━━ The records

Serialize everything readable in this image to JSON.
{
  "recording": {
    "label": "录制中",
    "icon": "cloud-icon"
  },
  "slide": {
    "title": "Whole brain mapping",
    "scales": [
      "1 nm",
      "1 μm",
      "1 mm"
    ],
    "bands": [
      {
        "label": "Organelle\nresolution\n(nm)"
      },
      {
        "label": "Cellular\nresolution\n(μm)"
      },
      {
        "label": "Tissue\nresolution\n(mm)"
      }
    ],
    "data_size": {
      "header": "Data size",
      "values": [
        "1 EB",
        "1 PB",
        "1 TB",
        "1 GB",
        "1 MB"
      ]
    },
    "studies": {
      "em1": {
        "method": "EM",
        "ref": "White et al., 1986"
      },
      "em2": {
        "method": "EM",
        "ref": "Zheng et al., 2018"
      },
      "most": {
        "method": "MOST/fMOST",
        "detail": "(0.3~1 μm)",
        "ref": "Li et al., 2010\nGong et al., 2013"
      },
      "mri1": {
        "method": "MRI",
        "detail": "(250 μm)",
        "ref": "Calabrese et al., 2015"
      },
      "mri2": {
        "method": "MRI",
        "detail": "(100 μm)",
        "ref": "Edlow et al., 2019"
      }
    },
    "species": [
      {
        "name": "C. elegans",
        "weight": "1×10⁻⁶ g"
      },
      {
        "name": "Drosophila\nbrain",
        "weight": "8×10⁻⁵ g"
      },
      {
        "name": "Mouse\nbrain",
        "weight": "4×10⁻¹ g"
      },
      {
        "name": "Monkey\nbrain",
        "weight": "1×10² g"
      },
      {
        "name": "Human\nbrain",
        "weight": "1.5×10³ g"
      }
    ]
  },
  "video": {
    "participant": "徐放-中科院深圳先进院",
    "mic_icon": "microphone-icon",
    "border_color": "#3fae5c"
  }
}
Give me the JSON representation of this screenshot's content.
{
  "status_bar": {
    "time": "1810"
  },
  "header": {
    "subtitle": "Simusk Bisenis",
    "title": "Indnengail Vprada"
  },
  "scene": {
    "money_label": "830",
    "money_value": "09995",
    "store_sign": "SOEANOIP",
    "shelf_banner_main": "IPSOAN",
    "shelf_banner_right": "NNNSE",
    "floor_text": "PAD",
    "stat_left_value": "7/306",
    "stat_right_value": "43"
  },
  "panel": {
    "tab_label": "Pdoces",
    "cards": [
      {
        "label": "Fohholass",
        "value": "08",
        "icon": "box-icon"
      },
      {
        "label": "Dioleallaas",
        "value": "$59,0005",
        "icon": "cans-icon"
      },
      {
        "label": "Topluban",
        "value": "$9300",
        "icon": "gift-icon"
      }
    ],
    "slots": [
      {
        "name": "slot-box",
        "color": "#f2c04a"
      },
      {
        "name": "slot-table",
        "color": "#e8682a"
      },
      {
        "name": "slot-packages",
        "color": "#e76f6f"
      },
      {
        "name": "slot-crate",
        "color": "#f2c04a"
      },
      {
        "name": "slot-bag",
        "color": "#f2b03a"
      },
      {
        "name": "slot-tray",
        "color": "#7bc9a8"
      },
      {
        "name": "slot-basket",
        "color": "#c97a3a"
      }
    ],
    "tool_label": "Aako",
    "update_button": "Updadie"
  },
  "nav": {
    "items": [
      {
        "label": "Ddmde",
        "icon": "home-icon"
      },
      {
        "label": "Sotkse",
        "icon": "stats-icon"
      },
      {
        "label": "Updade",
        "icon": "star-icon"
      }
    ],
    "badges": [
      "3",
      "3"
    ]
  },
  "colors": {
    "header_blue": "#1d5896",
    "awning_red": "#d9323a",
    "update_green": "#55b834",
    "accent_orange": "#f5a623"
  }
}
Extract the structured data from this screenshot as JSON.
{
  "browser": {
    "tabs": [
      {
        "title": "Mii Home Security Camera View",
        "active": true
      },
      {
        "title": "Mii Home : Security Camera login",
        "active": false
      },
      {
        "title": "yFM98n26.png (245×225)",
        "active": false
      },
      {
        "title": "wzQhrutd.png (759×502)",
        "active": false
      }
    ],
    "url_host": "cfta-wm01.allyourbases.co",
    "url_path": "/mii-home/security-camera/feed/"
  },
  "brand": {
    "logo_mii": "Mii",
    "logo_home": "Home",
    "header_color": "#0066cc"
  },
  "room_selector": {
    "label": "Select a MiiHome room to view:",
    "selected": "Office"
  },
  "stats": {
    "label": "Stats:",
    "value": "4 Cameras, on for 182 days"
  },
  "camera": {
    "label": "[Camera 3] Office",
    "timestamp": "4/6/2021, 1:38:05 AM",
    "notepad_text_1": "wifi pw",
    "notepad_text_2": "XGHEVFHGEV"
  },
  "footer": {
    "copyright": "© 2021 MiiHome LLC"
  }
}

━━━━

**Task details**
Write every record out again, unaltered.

**Answer for this exercise**
Serialize everything readable in this image to JSON.
{
  "recording": {
    "label": "录制中",
    "icon": "cloud-icon"
  },
  "slide": {
    "title": "Whole brain mapping",
    "scales": [
      "1 nm",
      "1 μm",
      "1 mm"
    ],
    "bands": [
      {
        "label": "Organelle\nresolution\n(nm)"
      },
      {
        "label": "Cellular\nresolution\n(μm)"
      },
      {
        "label": "Tissue\nresolution\n(mm)"
      }
    ],
    "data_size": {
      "header": "Data size",
      "values": [
        "1 EB",
        "1 PB",
        "1 TB",
        "1 GB",
        "1 MB"
      ]
    },
    "studies": {
      "em1": {
        "method": "EM",
        "ref": "White et al., 1986"
      },
      "em2": {
        "method": "EM",
        "ref": "Zheng et al., 2018"
      },
      "most": {
        "method": "MOST/fMOST",
        "detail": "(0.3~1 μm)",
        "ref": "Li et al., 2010\nGong et al., 2013"
      },
      "mri1": {
        "method": "MRI",
        "detail": "(250 μm)",
        "ref": "Calabrese et al., 2015"
      },
      "mri2": {
        "method": "MRI",
        "detail": "(100 μm)",
        "ref": "Edlow et al., 2019"
      }
    },
    "species": [
      {
        "name": "C. elegans",
        "weight": "1×10⁻⁶ g"
      },
      {
        "name": "Drosophila\nbrain",
        "weight": "8×10⁻⁵ g"
      },
      {
        "name": "Mouse\nbrain",
        "weight": "4×10⁻¹ g"
      },
      {
        "name": "Monkey\nbrain",
        "weight": "1×10² g"
      },
      {
        "name": "Human\nbrain",
        "weight": "1.5×10³ g"
      }
    ]
  },
  "video": {
    "participant": "徐放-中科院深圳先进院",
    "mic_icon": "microphone-icon",
    "border_color": "#3fae5c"
  }
}
Give me the JSON representation of this screenshot's content.
{
  "status_bar": {
    "time": "1810"
  },
  "header": {
    "subtitle": "Simusk Bisenis",
    "title": "Indnengail Vprada"
  },
  "scene": {
    "money_label": "830",
    "money_value": "09995",
    "store_sign": "SOEANOIP",
    "shelf_banner_main": "IPSOAN",
    "shelf_banner_right": "NNNSE",
    "floor_text": "PAD",
    "stat_left_value": "7/306",
    "stat_right_value": "43"
  },
  "panel": {
    "tab_label": "Pdoces",
    "cards": [
      {
        "label": "Fohholass",
        "value": "08",
        "icon": "box-icon"
      },
      {
        "label": "Dioleallaas",
        "value": "$59,0005",
        "icon": "cans-icon"
      },
      {
        "label": "Topluban",
        "value": "$9300",
        "icon": "gift-icon"
      }
    ],
    "slots": [
      {
        "name": "slot-box",
        "color": "#f2c04a"
      },
      {
        "name": "slot-table",
        "color": "#e8682a"
      },
      {
        "name": "slot-packages",
        "color": "#e76f6f"
      },
      {
        "name": "slot-crate",
        "color": "#f2c04a"
      },
      {
        "name": "slot-bag",
        "color": "#f2b03a"
      },
      {
        "name": "slot-tray",
        "color": "#7bc9a8"
      },
      {
        "name": "slot-basket",
        "color": "#c97a3a"
      }
    ],
    "tool_label": "Aako",
    "update_button": "Updadie"
  },
  "nav": {
    "items": [
      {
        "label": "Ddmde",
        "icon": "home-icon"
      },
      {
        "label": "Sotkse",
        "icon": "stats-icon"
      },
      {
        "label": "Updade",
        "icon": "star-icon"
      }
    ],
    "badges": [
      "3",
      "3"
    ]
  },
  "colors": {
    "header_blue": "#1d5896",
    "awning_red": "#d9323a",
    "update_green": "#55b834",
    "accent_orange": "#f5a623"
  }
}
Extract the structured data from this screenshot as JSON.
{
  "browser": {
    "tabs": [
      {
        "title": "Mii Home Security Camera View",
        "active": true
      },
      {
        "title": "Mii Home : Security Camera login",
        "active": false
      },
      {
        "title": "yFM98n26.png (245×225)",
        "active": false
      },
      {
        "title": "wzQhrutd.png (759×502)",
        "active": false
      }
    ],
    "url_host": "cfta-wm01.allyourbases.co",
    "url_path": "/mii-home/security-camera/feed/"
  },
  "brand": {
    "logo_mii": "Mii",
    "logo_home": "Home",
    "header_color": "#0066cc"
  },
  "room_selector": {
    "label": "Select a MiiHome room to view:",
    "selected": "Office"
  },
  "stats": {
    "label": "Stats:",
    "value": "4 Cameras, on for 182 days"
  },
  "camera": {
    "label": "[Camera 3] Office",
    "timestamp": "4/6/2021, 1:38:05 AM",
    "notepad_text_1": "wifi pw",
    "notepad_text_2": "XGHEVFHGEV"
  },
  "footer": {
    "copyright": "© 2021 MiiHome LLC"
  }
}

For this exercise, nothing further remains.